With the bright sunshine outside my window (and our first ever batch of clothes hanging on our clothesline to dry) I wanted to write something positive. I truly did.
But I believe this post has been brewing and burbling up... and needs to be shared.
The anti-vaccination movement reminds me disturbingly of the climate change deniers.
Unless you've been living in a social media black hole (and I'm guessing if you're reading this blog, you haven't) there has been a recent burst in anti-vaccination articles floating around online, on green blogs and on Facebook feeds. It's beyond frustrating and disappointing.
I've thought long and hard about why a group of intelligent and health-conscientious people would completely disregard what scientific evidence is clearly showing and decide to actively distrust all medical professionals on a topic such as vaccines and health.
I think as a "green" movement we've gone a bit too far.
I understand. For the last ten years (and more) we, the green crusaders, have spent time, energy and raised our voices against corporate lies. No really- that sounds melodramatic, except that we've accustomed ourselves to no longer trusting companies to tell us what is "safe" in their products, disappointment in the lack of government action in carbon control and growing feeling that all points of authority have a hidden, corporate agenda.
As a whole medical professionals and Health Sciences are not corporate, corrupt and nor are they in it for the money. Anyone who thinks so has never counted the hours of extra work we (even SLPs) do for our patients- unpaid.
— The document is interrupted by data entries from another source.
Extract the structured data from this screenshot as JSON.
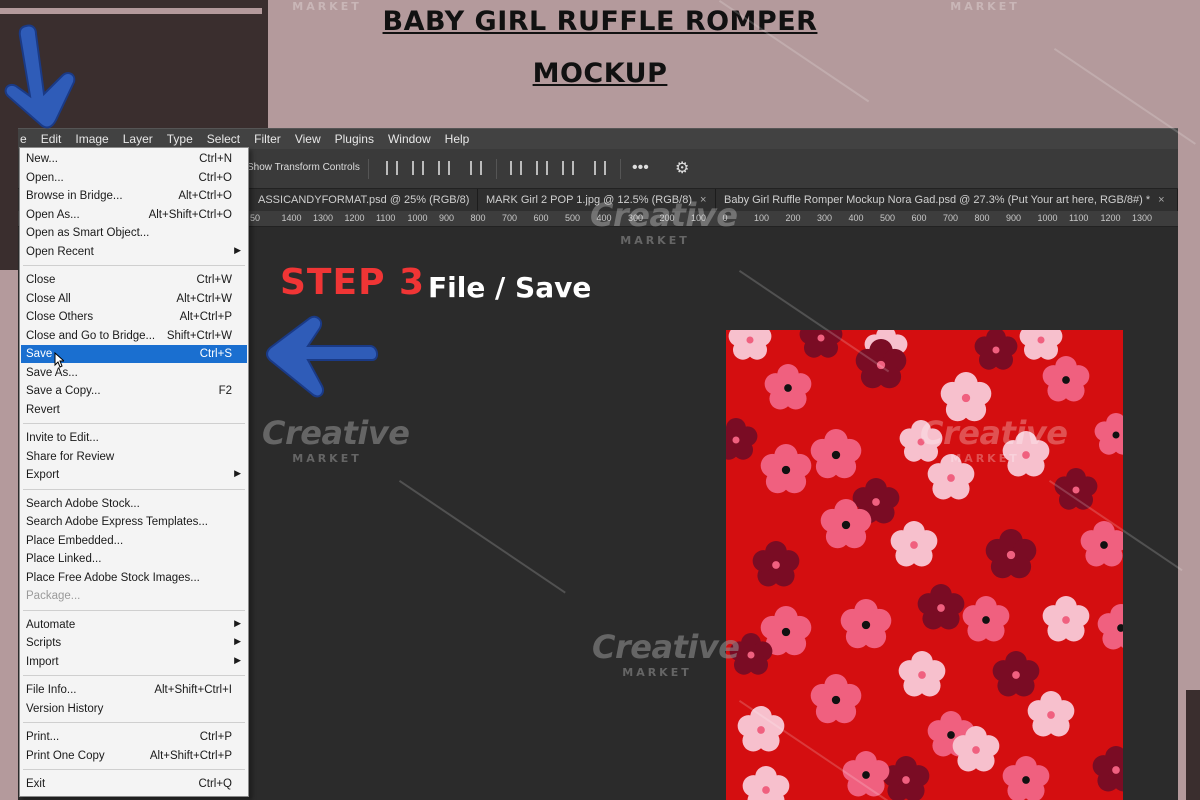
{
  "title": {
    "line1": "BABY GIRL RUFFLE ROMPER",
    "line2": "MOCKUP"
  },
  "photoshop": {
    "menubar": [
      "e",
      "Edit",
      "Image",
      "Layer",
      "Type",
      "Select",
      "Filter",
      "View",
      "Plugins",
      "Window",
      "Help"
    ],
    "options": {
      "show_transform_controls": "Show Transform Controls"
    },
    "tabs": [
      {
        "label": "ASSICANDYFORMAT.psd @ 25% (RGB/8)",
        "close": "×"
      },
      {
        "label": "MARK Girl 2 POP 1.jpg @ 12.5% (RGB/8)",
        "close": "×"
      },
      {
        "label": "Baby Girl Ruffle Romper Mockup Nora Gad.psd @ 27.3% (Put Your art here, RGB/8#) *",
        "close": "×"
      }
    ],
    "ruler": [
      "50",
      "1400",
      "1300",
      "1200",
      "1100",
      "1000",
      "900",
      "800",
      "700",
      "600",
      "500",
      "400",
      "300",
      "200",
      "100",
      "0",
      "100",
      "200",
      "300",
      "400",
      "500",
      "600",
      "700",
      "800",
      "900",
      "1000",
      "1100",
      "1200",
      "1300"
    ]
  },
  "file_menu": {
    "groups": [
      [
        {
          "label": "New...",
          "shortcut": "Ctrl+N"
        },
        {
          "label": "Open...",
          "shortcut": "Ctrl+O"
        },
        {
          "label": "Browse in Bridge...",
          "shortcut": "Alt+Ctrl+O"
        },
        {
          "label": "Open As...",
          "shortcut": "Alt+Shift+Ctrl+O"
        },
        {
          "label": "Open as Smart Object...",
          "shortcut": ""
        },
        {
          "label": "Open Recent",
          "shortcut": "",
          "submenu": true
        }
      ],
      [
        {
          "label": "Close",
          "shortcut": "Ctrl+W"
        },
        {
          "label": "Close All",
          "shortcut": "Alt+Ctrl+W"
        },
        {
          "label": "Close Others",
          "shortcut": "Alt+Ctrl+P"
        },
        {
          "label": "Close and Go to Bridge...",
          "shortcut": "Shift+Ctrl+W"
        },
        {
          "label": "Save",
          "shortcut": "Ctrl+S",
          "selected": true
        },
        {
          "label": "Save As...",
          "shortcut": ""
        },
        {
          "label": "Save a Copy...",
          "shortcut": "F2"
        },
        {
          "label": "Revert",
          "shortcut": ""
        }
      ],
      [
        {
          "label": "Invite to Edit...",
          "shortcut": ""
        },
        {
          "label": "Share for Review",
          "shortcut": ""
        },
        {
          "label": "Export",
          "shortcut": "",
          "submenu": true
        }
      ],
      [
        {
          "label": "Search Adobe Stock...",
          "shortcut": ""
        },
        {
          "label": "Search Adobe Express Templates...",
          "shortcut": ""
        },
        {
          "label": "Place Embedded...",
          "shortcut": ""
        },
        {
          "label": "Place Linked...",
          "shortcut": ""
        },
        {
          "label": "Place Free Adobe Stock Images...",
          "shortcut": ""
        },
        {
          "label": "Package...",
          "shortcut": "",
          "disabled": true
        }
      ],
      [
        {
          "label": "Automate",
          "shortcut": "",
          "submenu": true
        },
        {
          "label": "Scripts",
          "shortcut": "",
          "submenu": true
        },
        {
          "label": "Import",
          "shortcut": "",
          "submenu": true
        }
      ],
      [
        {
          "label": "File Info...",
          "shortcut": "Alt+Shift+Ctrl+I"
        },
        {
          "label": "Version History",
          "shortcut": ""
        }
      ],
      [
        {
          "label": "Print...",
          "shortcut": "Ctrl+P"
        },
        {
          "label": "Print One Copy",
          "shortcut": "Alt+Shift+Ctrl+P"
        }
      ],
      [
        {
          "label": "Exit",
          "shortcut": "Ctrl+Q"
        }
      ]
    ]
  },
  "step": {
    "label": "STEP 3",
    "action": "File / Save"
  },
  "watermark": {
    "big": "Creative",
    "small": "MARKET"
  },
  "colors": {
    "background": "#b49a9c",
    "step_red": "#f03535",
    "menu_selected": "#1a6fd0",
    "arrow_blue": "#2f5cb8",
    "fabric_red": "#d40e10",
    "flower_light": "#f7c0cd",
    "flower_pink": "#f0607f",
    "flower_dark": "#7a0c24"
  },
  "icons": [
    "down-arrow-icon",
    "left-arrow-icon",
    "gear-icon",
    "more-icon",
    "cursor-icon",
    "align-icon",
    "submenu-arrow-icon"
  ]
}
Oh I'm not naive- I do believe that western medicine could be more holistic and not all medical professionals are amazing saints. However, just like I choose to believe information from climatologists over an opinion article, I choose to find the statements and information coming from Health Sciences research and those medical professionals trained in understanding the results and ramifications over crunchy bloggers choosing a "toxic-free" lifestyle.
Up until recently Science has been held aloft, separate. We greenies have scoffed and railed against those choosing to ignore the obvious science behind climate change. It has frustrated us to no end that groups of individuals would be swayed by anti-climate change rhetoric.
But the anti-vaccination movement chooses to ignore the science of what our medical health professionals are telling us. Vaccines are safe, choosing to not vaccinate your child puts our society's (most vulnerable) health at risk with measurable effects of the anti-vaccination movement resulting in increased rates of preventable diseases.
This post isn't about providing links to science-y or opinion articles on the topic. There are plenty already out there and I am not pretending to be an expert in vaccines or disease prevention. What I am sharing is this message: As an environmentally conscious person I *know* critical thinking is essential. Please don't let "critical thinking" devolve into distrust of all.
The questions I would request you ask yourself are the following:
1. Why is climate science more credible than health science?
2. Why would an entire group of medical professionals, trained to understand (as best we can) the intricacies of human health, lie to the very people they have sworn to help?
3. What do medical professionals stand to gain if you vaccinate your children?
4. What is the point of having "experts" in a field (ie medical professionals) if you are going to distrust their every word?
5. Do you honestly feel you can be an expert in all things?
Critical thinking does NOT mean a mass distrust of all things. Critical thinking means knowing what sources are credible and choosing, from an analytical perspective, which voices (ie experts) to believe.
Allowing our cynicism to spill over into all areas of our lives does not equal calm, informed choice making. I choose to trust in those experts who are trained to understand the subtleties and complexities of human health to help me make informed decisions. And that, is critical thinking.